Try it: Across all the entries below, count each line that holds "taskbar" and report the figure only.

Record set:
□ □ □ □

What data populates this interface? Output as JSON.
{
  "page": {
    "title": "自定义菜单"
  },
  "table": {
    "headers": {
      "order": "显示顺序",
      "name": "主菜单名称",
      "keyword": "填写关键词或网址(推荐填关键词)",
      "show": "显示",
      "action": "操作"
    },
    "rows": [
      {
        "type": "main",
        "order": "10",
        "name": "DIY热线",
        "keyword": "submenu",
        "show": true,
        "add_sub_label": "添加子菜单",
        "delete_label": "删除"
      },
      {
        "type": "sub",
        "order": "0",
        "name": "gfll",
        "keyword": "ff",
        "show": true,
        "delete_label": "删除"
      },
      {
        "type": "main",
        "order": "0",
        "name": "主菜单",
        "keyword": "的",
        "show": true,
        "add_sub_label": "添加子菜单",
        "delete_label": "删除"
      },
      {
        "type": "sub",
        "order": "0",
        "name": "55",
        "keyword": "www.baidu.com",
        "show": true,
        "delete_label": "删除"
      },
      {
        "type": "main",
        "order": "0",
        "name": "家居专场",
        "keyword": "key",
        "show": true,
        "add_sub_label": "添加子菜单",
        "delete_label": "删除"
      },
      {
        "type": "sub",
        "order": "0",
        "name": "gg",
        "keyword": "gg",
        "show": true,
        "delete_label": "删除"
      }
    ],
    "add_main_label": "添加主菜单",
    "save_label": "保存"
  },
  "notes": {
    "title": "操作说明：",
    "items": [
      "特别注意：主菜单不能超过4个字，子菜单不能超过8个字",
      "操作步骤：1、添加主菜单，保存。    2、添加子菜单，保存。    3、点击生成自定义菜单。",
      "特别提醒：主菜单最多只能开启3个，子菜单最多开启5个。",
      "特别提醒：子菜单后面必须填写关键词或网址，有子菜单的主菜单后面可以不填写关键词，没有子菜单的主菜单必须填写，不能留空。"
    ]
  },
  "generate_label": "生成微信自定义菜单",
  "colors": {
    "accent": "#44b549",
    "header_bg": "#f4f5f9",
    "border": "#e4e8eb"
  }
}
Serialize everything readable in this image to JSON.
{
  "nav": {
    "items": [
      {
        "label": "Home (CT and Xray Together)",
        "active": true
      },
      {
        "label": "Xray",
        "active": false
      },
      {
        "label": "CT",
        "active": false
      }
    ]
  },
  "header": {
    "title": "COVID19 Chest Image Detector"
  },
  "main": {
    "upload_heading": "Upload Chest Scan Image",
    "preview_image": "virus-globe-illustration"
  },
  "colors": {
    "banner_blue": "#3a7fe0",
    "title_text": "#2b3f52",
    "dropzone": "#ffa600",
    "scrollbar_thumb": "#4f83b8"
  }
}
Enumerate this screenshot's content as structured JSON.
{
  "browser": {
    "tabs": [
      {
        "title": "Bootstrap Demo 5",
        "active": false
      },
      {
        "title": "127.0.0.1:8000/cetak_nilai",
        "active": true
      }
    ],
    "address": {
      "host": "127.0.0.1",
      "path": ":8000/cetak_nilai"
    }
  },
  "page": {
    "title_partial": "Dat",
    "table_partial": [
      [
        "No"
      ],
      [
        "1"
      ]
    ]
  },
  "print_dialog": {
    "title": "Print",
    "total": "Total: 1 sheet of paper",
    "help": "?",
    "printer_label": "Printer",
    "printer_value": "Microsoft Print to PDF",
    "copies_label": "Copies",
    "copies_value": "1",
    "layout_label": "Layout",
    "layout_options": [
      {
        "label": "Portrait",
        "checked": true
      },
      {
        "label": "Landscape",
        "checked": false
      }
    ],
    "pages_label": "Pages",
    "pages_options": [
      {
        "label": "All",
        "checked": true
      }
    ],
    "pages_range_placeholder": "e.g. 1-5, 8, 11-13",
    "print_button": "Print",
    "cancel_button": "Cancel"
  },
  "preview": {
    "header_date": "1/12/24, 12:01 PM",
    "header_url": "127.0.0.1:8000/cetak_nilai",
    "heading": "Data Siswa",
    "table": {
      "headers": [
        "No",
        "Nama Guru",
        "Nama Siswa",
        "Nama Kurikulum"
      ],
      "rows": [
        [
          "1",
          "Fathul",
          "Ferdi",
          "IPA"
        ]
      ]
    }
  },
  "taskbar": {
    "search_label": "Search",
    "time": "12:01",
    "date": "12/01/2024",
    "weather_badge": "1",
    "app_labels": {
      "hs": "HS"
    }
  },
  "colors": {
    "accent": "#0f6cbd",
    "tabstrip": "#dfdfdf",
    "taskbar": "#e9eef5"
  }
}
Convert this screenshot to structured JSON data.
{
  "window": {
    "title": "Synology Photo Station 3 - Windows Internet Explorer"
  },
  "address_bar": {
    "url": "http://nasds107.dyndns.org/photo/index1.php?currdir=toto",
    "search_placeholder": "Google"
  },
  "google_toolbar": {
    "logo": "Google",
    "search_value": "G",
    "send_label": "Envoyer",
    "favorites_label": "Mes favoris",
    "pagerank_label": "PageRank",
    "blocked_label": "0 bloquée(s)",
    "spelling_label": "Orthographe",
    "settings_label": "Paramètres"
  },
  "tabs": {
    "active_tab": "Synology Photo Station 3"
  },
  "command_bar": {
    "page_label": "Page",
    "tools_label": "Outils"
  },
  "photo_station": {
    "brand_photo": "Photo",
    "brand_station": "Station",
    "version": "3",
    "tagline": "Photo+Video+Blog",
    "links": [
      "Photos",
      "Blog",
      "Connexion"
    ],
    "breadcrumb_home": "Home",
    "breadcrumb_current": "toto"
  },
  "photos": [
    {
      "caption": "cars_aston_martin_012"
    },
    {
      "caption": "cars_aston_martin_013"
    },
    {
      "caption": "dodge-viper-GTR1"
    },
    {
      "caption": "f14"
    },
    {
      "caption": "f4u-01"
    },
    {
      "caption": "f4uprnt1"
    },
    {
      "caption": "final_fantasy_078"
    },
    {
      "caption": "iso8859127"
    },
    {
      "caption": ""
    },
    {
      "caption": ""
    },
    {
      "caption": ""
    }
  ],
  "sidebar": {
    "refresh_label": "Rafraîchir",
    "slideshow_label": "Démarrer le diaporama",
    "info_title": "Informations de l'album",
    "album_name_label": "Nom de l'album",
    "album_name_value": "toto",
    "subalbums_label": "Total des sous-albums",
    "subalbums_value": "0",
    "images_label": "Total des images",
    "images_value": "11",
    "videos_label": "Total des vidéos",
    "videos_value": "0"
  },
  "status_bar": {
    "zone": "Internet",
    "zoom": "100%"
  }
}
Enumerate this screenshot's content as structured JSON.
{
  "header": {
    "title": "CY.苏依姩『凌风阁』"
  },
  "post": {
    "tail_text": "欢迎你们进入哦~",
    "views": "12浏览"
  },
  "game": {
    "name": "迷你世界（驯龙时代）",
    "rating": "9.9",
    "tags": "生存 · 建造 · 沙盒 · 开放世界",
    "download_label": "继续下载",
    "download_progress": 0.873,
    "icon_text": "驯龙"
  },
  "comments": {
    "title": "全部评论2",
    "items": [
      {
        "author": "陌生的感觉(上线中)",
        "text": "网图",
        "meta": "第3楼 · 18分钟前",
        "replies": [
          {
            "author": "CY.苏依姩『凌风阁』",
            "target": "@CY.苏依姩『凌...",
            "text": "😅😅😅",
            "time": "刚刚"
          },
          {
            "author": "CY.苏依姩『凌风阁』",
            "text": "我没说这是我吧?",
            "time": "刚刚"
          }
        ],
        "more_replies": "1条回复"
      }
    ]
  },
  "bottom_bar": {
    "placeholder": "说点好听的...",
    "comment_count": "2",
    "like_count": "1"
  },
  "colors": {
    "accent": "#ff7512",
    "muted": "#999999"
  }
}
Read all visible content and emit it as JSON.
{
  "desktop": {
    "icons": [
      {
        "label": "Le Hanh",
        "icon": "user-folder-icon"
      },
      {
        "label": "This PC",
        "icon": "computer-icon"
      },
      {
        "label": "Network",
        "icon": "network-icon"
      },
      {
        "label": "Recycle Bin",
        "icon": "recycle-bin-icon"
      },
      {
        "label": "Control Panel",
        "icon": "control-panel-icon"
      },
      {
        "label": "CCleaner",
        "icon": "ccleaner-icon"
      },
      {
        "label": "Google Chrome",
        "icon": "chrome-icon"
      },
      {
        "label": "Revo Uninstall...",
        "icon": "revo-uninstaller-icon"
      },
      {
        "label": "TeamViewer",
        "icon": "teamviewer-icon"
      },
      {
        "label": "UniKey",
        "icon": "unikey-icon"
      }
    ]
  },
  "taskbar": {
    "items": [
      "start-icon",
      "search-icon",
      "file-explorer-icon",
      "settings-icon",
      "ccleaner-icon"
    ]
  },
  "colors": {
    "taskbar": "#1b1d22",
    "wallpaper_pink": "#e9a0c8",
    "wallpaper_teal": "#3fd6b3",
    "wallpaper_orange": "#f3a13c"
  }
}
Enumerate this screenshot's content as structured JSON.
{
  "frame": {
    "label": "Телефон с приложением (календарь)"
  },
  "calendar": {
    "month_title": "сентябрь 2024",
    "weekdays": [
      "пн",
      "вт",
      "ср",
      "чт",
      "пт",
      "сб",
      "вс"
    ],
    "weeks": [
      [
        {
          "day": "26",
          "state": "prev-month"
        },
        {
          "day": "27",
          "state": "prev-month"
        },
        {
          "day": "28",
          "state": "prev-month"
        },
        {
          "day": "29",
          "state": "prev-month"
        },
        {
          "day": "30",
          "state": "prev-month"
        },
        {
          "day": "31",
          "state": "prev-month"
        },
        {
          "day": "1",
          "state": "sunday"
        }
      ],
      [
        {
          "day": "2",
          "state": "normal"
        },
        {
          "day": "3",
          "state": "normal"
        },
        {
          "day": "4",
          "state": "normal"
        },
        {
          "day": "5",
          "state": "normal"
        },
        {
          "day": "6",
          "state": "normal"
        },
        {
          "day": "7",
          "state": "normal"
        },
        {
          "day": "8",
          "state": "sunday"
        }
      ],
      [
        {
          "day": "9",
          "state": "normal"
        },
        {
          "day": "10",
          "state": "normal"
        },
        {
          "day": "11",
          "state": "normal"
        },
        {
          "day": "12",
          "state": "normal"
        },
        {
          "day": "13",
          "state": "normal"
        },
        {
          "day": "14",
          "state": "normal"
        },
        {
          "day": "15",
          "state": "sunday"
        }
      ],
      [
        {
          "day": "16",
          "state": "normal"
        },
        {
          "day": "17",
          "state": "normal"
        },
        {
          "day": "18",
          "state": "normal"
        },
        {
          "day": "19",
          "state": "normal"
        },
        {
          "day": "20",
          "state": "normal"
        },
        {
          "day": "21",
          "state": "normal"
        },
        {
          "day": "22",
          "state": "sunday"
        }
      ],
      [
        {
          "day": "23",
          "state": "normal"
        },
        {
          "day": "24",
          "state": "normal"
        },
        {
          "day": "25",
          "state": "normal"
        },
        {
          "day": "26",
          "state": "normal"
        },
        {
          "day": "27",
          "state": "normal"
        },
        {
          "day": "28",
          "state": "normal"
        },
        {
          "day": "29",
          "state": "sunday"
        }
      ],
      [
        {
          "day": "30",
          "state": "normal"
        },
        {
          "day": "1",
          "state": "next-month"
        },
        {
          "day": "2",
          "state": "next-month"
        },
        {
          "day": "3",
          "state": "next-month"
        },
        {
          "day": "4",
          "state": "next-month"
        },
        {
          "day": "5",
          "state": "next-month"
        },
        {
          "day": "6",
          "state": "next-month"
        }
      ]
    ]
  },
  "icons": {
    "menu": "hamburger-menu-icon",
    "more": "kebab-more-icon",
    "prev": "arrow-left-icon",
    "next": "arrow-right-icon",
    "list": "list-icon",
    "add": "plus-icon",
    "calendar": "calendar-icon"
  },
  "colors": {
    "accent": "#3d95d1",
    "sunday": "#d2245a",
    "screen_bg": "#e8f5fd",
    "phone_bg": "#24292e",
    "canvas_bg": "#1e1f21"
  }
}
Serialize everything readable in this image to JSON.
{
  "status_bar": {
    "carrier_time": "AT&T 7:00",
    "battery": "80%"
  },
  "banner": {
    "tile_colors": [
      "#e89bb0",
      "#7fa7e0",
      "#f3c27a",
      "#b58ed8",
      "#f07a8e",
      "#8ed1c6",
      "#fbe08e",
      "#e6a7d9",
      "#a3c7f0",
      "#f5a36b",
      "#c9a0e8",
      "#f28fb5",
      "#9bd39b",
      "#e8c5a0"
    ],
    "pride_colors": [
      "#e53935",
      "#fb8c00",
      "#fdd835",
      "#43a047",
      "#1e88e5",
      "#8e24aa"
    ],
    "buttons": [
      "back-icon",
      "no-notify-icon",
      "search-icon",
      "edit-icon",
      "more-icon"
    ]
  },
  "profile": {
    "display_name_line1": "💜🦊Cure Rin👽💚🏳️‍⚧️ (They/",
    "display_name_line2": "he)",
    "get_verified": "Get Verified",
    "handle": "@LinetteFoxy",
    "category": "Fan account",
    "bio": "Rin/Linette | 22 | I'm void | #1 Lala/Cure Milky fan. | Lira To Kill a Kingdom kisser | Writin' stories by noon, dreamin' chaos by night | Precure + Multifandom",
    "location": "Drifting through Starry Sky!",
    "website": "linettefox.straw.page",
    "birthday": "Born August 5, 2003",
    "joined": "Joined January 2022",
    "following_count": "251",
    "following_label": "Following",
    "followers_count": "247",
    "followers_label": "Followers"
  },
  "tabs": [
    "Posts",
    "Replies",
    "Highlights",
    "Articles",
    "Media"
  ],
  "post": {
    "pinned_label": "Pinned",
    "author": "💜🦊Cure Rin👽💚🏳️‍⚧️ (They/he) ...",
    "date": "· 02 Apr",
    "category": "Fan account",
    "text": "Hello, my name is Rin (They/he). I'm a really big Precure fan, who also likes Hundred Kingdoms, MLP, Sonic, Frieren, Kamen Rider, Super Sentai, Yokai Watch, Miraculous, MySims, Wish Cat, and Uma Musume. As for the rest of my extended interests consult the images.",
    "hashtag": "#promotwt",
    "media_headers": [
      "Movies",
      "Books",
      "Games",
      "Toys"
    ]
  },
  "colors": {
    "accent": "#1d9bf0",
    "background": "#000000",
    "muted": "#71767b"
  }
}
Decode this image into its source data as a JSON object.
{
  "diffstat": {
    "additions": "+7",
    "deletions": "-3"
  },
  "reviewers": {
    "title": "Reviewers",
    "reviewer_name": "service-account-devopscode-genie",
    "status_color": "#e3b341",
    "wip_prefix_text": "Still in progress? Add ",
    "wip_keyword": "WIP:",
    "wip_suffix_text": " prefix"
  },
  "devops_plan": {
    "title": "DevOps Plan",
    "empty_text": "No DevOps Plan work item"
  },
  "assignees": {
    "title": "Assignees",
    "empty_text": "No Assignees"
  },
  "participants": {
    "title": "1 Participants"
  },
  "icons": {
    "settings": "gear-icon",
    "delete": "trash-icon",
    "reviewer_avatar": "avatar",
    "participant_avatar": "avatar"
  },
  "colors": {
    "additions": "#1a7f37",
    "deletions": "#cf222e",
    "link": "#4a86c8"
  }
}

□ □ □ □

Solved exercise: 4